In the case of a change from 4-wire to 2-wire operation, it is necessary to examine how forward transmission can affect backward reception and vice versa.
The effects of the forward code on the backward code are shown in part a of table D, and the reverse effects are shown in part b.
If f0 =1380 Hz is sent at a level of -10.5 dBm, the spurious signal in position n=7, allowing for the minimum decoupling of -15 dB of the 4-wire/2-wire conversion device, and an attenuation of -15 dB due to the filter, has a maximum level of -40.5 dBm, and is therefore less than the lowest signal level of -35 dBm.
The situation is the same in the other case.
Calculation of FFT
The two associated calculations (cosine channel and since channel) of the FFT for the forward signals, for example, are required to process NT =20 samples in 25 ms (NT =22 ×5).
TABLE D__________________________________________________________________________a bf Filtering FFT Filtering FFTHz FL - f0 dB n f FL - f0 dB n__________________________________________________________________________f0 = 1380 -520 -15 7 f0 = 1140 560 -16 14f1 = 1500 -640 -18 4 f1 = 1020 680 -19 17f2 = 1620 -760 -21 1 f2 = 900 800 -22 0f3 = 1740 -880 -24 18 f3 = 780 920 -25 3f4 = 1860 -1000 -27 15 f4 = 660 +1040 -28 6f5 = 1980 -1120 -30 12 f5 = 540 1160 -31 9 ##STR10## ##STR11##__________________________________________________________________________
Reference should be made to the diagram in FIG. 5, showing the organization of the associated calculations assembled into a single calculation with complex notations.
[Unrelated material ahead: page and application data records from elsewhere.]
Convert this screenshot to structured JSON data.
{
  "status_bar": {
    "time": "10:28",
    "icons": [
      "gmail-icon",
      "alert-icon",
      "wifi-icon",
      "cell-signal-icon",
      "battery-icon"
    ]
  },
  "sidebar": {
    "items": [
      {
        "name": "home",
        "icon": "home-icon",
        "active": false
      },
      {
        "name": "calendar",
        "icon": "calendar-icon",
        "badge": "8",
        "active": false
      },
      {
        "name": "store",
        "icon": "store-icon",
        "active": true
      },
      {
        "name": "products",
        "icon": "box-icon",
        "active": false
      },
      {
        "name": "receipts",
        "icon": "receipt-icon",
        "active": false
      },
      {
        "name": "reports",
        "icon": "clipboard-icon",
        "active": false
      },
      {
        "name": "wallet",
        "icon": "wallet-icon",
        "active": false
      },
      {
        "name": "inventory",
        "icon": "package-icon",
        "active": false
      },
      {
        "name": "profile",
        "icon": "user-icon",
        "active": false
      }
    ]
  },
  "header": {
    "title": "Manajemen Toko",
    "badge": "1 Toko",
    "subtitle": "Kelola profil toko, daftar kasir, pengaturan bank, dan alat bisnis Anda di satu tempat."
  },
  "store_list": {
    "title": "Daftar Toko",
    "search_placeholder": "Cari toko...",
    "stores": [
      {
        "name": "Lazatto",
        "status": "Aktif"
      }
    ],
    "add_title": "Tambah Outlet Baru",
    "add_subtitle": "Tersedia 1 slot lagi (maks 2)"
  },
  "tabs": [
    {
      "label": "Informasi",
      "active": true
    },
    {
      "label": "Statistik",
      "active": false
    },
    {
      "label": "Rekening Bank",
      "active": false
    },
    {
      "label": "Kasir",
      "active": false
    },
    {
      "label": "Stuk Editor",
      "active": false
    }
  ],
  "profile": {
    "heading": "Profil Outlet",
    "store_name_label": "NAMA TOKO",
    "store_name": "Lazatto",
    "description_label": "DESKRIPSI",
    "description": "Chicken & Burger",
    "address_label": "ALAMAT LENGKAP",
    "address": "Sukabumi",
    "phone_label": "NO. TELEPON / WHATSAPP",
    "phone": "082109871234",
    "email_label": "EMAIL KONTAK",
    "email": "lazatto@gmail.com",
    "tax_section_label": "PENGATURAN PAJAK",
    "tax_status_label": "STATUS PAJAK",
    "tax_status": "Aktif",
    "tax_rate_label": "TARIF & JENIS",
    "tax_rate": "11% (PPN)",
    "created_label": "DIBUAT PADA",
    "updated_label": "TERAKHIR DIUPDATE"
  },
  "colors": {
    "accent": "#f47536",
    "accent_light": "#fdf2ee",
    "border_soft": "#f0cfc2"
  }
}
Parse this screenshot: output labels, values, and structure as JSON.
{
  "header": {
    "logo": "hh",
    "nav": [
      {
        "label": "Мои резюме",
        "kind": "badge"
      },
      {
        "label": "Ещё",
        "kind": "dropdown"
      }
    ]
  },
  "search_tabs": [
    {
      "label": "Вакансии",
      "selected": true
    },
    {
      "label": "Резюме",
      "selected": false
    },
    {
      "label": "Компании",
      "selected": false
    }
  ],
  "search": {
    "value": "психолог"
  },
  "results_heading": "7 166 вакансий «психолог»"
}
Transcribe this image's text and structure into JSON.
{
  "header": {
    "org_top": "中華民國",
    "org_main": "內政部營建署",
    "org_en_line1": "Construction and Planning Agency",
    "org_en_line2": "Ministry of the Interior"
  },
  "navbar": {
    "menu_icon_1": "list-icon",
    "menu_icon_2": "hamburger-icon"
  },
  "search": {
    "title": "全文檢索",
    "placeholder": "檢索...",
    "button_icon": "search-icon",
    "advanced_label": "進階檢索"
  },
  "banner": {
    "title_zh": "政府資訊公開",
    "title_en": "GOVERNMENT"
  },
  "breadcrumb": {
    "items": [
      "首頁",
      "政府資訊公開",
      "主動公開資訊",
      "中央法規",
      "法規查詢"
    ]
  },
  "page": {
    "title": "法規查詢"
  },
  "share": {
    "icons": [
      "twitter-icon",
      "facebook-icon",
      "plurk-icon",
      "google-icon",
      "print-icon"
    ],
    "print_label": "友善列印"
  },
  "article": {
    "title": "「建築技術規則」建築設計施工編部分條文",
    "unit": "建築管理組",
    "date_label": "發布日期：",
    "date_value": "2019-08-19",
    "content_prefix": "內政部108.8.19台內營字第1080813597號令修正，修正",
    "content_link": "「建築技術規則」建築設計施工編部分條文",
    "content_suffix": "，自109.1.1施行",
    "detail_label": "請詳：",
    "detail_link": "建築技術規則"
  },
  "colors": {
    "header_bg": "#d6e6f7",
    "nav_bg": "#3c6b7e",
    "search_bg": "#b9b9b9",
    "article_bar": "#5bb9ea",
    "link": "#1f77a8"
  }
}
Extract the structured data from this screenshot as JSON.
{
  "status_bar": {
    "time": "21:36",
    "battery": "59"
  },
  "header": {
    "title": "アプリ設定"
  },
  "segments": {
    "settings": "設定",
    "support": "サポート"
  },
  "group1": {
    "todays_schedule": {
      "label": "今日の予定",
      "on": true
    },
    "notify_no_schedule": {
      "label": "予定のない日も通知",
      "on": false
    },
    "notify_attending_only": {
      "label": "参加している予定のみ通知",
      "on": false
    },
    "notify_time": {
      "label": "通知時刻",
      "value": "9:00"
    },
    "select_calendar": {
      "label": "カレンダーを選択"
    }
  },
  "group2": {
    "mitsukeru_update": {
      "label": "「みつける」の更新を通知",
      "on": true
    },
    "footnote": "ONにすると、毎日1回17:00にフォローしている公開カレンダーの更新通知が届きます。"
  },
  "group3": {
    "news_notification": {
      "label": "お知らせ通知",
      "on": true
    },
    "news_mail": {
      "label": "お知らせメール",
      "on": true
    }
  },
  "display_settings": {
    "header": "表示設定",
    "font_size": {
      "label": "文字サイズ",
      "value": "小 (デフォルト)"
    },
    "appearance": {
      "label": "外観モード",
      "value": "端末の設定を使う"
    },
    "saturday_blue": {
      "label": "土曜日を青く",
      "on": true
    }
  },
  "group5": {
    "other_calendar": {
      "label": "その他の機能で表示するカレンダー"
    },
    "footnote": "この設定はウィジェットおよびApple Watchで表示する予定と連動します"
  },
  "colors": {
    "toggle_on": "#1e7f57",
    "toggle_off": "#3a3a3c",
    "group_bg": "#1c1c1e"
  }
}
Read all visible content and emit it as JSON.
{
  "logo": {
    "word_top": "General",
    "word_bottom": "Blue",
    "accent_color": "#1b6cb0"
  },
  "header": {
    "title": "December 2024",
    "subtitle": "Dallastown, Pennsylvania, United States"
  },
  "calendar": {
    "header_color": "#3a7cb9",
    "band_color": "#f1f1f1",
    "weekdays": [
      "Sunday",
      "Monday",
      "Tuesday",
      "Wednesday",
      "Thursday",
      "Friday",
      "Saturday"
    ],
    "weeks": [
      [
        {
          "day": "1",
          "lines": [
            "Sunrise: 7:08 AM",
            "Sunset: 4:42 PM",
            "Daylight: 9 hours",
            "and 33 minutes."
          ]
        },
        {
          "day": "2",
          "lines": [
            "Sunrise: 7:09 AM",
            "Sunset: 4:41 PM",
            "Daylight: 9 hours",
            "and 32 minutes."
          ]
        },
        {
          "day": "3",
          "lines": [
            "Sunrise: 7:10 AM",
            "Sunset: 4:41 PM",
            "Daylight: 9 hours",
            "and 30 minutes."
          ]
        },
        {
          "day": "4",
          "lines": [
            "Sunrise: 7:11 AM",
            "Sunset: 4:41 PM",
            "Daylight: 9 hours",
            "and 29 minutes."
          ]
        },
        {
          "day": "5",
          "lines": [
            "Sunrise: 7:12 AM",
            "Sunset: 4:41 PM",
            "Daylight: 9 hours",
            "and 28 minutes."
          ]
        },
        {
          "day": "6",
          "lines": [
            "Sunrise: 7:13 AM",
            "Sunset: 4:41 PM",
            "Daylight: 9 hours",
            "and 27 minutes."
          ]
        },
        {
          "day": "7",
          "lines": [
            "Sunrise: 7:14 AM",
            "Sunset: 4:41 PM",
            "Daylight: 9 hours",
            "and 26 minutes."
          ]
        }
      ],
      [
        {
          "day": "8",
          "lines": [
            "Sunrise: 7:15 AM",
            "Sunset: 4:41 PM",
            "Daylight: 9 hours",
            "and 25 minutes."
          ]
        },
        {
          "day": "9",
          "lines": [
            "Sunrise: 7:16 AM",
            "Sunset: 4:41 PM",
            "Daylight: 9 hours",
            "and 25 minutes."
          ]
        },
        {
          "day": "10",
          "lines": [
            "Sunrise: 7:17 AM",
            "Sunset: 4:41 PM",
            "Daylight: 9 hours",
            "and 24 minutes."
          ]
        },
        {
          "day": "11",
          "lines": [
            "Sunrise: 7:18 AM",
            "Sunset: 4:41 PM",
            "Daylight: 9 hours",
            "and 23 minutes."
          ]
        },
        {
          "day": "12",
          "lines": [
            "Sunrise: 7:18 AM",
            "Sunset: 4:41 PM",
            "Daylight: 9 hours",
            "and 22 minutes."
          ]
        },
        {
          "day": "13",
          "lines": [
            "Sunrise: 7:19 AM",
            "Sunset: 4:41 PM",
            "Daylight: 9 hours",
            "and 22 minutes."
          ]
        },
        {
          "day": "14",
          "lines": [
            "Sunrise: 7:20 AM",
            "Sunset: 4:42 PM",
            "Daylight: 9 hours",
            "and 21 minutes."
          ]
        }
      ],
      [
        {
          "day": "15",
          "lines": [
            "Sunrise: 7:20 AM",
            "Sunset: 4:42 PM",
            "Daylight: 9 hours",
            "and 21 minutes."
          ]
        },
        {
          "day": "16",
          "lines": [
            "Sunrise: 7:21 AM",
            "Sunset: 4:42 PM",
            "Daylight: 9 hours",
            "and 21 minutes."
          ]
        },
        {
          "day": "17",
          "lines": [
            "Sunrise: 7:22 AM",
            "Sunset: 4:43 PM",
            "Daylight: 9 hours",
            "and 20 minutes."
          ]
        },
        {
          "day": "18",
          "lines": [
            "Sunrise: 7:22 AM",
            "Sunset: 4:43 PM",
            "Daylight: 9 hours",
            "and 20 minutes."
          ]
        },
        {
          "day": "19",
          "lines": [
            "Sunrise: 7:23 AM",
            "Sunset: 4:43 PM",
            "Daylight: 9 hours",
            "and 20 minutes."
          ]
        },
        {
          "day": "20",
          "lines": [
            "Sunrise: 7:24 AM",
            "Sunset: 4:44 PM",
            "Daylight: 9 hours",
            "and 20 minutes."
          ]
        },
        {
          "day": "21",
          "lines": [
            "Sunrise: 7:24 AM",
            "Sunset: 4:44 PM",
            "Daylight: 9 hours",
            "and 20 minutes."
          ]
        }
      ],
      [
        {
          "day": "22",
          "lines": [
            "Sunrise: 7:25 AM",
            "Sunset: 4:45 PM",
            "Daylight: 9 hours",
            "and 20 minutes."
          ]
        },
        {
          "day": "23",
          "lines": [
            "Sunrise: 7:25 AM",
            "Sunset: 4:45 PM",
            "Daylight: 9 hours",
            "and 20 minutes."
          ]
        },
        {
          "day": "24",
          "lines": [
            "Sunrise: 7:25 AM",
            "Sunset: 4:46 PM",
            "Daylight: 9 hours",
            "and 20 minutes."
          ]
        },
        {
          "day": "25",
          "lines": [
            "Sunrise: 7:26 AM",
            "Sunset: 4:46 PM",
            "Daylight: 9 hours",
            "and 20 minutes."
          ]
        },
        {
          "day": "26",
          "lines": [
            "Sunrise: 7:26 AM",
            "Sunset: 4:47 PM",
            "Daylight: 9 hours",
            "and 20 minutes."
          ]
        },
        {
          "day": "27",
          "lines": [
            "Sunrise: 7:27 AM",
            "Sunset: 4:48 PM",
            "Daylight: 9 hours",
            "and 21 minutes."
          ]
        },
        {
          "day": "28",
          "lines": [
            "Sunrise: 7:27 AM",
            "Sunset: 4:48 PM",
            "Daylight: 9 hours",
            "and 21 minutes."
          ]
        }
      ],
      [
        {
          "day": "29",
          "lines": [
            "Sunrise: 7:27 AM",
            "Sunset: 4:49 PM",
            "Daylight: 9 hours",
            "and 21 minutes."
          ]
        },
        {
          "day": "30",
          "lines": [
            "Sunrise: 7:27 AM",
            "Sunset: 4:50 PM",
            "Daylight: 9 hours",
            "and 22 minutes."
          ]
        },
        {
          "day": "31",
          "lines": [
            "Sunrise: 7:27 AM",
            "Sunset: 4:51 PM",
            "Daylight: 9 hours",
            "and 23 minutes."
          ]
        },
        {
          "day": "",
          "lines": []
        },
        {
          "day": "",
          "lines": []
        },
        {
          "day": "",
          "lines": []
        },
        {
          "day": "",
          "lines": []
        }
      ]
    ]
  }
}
The time-division samples are applied to the 20 inputs of the computer, divided into five groups of 4 samples. The input order k of each of the 5 groups are k=0, 1, 2, 3, 4, and within each group the orders are k+0, k+10, k+5 and k+15, the overlapping in the input orders reestablishing the order in each group before the final transformation.
Each group comprises Cooley flow graphs for N=4, consisting of two single meshes and one double mesh in cascade.
The operations to be performed for each group comprise only additions, since for N=4 the only values of exp(-j2π·nk/4) are 1, -j and -1.
It is seen that the symbol -j does not correspond to a multiply operation.
The intermediate transformations in column 3 are marked Yi, r, where i=0, 1, 2, 3, 4 and r=0, 1, 2, 3.
The orders n of the useful outputs are shown in column "n". Orders n=19, 16 and 13 are replaced by (n-N), i.e. -1, -4 and -7.
Outputs Y(2), Y(5), Y(8), Y(-1), Y(-4) and Y(-7), wich define the six components Af exp(-jφf) for f2, f1, f0, f3, f4 and f5 respectivey, are obtained by the operations represented on the right side of FIG. 5.
These last operations require 20×4=80 multiplications and 40 additions. These preliminary operations for obtaining the terms Yi,r require 80 additions, i.e. a total of 80 multiplications and 120 additions for all of the associated pairs of calculations.
The terms Af sinφf and Af cosφf are then squared, and the results are added by computers 2-7 and 2-8 shown in FIG. 2 (12 multiplications and 6 additions). The terms Af 2 are corrected by one of the multiplying coefficients α, which correct the relative attenuations due to the digital filters 2-3 and, if present, 2-5 shown in FIG. 2, i.e. a maximum of six additional multiplications.
For the final calculation from the digital filter output signals, this results in a total of 96 multiplications and 120 additions every 25 ms, i.e. 3920 multiplications and 4800 additions (8720 operations) per second.
As in the case of the SOCOTEL MF system, the heterodyne and filter operations require 64,000 multiplications and 48,000 additions. In the present case, however, this number of operations allows the successive processing of 40 multifrequency signal transmission channels only.
The calculation of the backward signals is performed in the exactly the same manner.
The validation means are comparable with those used for the SOCOTEL MF system, the only differences being the absolute and relative level limits of the signals recognized.
Although the principles of the present invention are described above in connection with specific practical examples it should be clearly understood that the said description is given as an example only and does not limit the scope of the invention.